    I wanted to add another passage relating to a question that came up about: ‘Where is knowledge located?’  The inquiry IS deep, and can well extend ‘beyond all grammar’.  This excerpt by Rinpoche seems to touch on this question…

    Excerpt FromKnowledge of Freedom‘: Chapter 9, Breaking Through the Known: [Emphasis added]

    In moments of wonder and great humility, human beings through the ages have felt a different awareness emerge naturally within the more familiar ways of viewing themselves and their world. Perhaps many of us have known quiet moments when time seemed to stand still, and for a brief interval ordinary preoccupations faded into an overpowering appreciation of everything that is.

    Insight drawn from such moments of silent communion with our innermost being, when our sense of separation is silenced by awe, has inspired creative breakthroughs and forms the heart of the world’s great religions. But time and time again the part of ourselves that insists upon separation has arisen “like a reflex, obscuring our immediate awareness of the present moment. As inspiration begins to falter, we return to the small world of the separate self; then we become self-conscious and doubt the significance of our own experience.

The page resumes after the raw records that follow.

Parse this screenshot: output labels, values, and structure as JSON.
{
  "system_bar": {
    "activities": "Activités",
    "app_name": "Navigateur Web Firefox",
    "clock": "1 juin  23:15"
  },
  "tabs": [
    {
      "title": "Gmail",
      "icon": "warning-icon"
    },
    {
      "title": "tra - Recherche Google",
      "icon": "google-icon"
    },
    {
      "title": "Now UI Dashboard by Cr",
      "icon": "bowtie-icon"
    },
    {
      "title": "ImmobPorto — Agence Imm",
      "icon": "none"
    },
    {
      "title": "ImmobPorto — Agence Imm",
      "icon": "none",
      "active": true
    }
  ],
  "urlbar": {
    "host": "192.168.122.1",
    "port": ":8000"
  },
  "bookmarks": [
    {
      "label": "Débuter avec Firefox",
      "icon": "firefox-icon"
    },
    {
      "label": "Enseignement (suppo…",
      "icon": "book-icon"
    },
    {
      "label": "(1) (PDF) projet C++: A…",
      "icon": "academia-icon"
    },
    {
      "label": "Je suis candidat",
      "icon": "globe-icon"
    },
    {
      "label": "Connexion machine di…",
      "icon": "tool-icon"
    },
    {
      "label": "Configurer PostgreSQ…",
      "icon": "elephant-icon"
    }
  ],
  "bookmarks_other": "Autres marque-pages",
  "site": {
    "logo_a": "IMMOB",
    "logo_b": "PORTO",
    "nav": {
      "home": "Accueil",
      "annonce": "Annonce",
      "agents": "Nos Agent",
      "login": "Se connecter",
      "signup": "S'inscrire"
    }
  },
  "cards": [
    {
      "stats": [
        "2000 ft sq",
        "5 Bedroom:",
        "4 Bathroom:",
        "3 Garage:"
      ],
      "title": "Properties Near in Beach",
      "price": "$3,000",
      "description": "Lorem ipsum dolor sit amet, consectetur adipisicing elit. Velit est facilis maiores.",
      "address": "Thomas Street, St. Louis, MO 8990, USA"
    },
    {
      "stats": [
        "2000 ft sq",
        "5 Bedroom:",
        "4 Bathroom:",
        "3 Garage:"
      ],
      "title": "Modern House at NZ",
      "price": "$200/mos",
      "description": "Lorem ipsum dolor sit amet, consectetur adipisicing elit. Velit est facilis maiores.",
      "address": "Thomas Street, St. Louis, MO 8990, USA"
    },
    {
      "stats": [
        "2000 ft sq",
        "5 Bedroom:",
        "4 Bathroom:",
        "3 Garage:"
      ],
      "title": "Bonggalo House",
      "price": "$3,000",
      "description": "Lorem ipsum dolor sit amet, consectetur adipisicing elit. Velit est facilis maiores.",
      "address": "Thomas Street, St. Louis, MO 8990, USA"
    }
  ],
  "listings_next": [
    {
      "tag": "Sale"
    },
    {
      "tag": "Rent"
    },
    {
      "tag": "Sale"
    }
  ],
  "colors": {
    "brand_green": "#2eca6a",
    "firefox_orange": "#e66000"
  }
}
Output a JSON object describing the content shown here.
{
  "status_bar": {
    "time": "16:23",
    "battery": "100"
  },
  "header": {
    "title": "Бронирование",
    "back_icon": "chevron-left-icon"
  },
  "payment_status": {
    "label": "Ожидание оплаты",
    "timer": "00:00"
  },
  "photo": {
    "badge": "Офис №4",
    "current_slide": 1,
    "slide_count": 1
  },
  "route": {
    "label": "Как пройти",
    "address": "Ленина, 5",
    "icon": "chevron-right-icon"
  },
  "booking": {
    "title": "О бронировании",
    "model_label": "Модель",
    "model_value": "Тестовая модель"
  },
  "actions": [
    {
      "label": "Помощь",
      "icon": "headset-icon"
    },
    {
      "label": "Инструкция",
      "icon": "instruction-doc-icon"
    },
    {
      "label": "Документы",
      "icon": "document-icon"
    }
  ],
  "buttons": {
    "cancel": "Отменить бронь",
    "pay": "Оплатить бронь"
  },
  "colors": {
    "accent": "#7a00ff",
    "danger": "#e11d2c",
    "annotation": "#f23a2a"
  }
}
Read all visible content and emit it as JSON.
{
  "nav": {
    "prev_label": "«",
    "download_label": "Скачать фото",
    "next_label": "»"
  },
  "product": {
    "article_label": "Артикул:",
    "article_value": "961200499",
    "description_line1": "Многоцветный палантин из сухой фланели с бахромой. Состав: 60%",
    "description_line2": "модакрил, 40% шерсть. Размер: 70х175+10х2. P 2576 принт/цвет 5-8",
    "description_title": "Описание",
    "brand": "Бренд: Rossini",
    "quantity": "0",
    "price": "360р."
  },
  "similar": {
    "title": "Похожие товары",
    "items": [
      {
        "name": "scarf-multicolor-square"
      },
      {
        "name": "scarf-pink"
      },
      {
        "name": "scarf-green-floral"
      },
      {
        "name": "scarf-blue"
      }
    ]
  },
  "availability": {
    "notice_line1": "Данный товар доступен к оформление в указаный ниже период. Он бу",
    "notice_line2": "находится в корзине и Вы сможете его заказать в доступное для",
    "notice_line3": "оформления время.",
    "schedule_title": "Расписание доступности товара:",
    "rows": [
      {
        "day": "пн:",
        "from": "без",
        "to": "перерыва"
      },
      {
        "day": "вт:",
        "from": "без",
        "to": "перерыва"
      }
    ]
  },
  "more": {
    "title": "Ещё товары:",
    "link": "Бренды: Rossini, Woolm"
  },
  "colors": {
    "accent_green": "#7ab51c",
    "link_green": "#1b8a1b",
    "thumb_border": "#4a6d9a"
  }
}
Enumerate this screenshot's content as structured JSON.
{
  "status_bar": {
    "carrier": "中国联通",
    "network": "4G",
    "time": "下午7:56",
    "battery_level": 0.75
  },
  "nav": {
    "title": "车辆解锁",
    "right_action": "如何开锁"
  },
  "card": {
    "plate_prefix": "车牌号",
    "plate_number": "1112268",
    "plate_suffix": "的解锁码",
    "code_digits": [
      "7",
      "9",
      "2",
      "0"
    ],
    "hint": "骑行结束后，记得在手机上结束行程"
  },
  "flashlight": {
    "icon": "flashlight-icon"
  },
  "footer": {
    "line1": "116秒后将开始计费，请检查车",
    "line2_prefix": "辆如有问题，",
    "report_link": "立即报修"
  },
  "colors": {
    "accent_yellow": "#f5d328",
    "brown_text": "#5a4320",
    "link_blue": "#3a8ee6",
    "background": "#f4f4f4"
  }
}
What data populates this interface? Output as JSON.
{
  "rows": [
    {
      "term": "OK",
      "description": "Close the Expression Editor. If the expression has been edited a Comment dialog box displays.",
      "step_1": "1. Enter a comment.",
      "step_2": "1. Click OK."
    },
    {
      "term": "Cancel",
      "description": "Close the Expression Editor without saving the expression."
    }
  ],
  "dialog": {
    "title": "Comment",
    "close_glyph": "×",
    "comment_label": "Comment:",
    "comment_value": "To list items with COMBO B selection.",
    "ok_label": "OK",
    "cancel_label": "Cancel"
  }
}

    The evidence suggests that we may have powerful untapped resources for understanding ourselves and our world. Yet we seem very comfortable with our current ways of knowing and interpreting the physical world and our own experience. Our world is governed by rationality; even our moods and emotions are linked through reasons to our thoughts and concepts. We build our knowledge carefully, through observation and inference, taking one step at a time. If we do not understand the reason for something now, we assume we will in the future, when our methods of observation are perfected. While a few gaps exist here and there, we can fill them with theories or interpretations, connecting one fact or “experience to the next, as if we were stringing a necklace of beads.

    But what if, in reality, there is no string in the necklace? What if the string is only a construct devised by the human mind? Have we fully explored the structure that orders all of our different theories and explanations? Can we feel confident in our knowledge without questioning the self that evaluates and judges or the conceptual patterns that unify our formulations? If we did not rely exclusively upon conceptual knowledge, might we find other possibilities for expanding our knowledge, rather than moving linearly from fact to fact and concept to concept?

    The view of ourselves as separate from the world we know is now almost universally shared. It has gone largely unchallenged for centuries. What if we could break this pattern and begin to see ourselves and our world in a new light? Much as we explore the mythologies of cultures past, might we be able to step outside the assumptions that constrict our understanding and explore the way we interact in the world? Are there other forms of knowledge that would serve us more effectively?

    Perhaps we need not accept ourselves so readily as separate from our world, as bystanders to our own experience, limited to judging and interpreting what is happening around us. Now we can overcome this sense of separation only by accident, relying on rare moments of inspiration to penetrate our conceptual barriers. But if we can query the self that is separate from its world, we may tap the wellspring of a deeper and broader way of knowing. Looking directly at our own experience, we can find reliable pathways to our awareness and trace our knowledge back to its roots.

    Questioning and being aware: these are the most precious teachers. They dwell in the heart of every human being who begins to awaken to the waste and danger of an unexamined life. In taking responsibility for our lives and backing up that decision with action, we take the first step toward greater understanding of the nature of human being.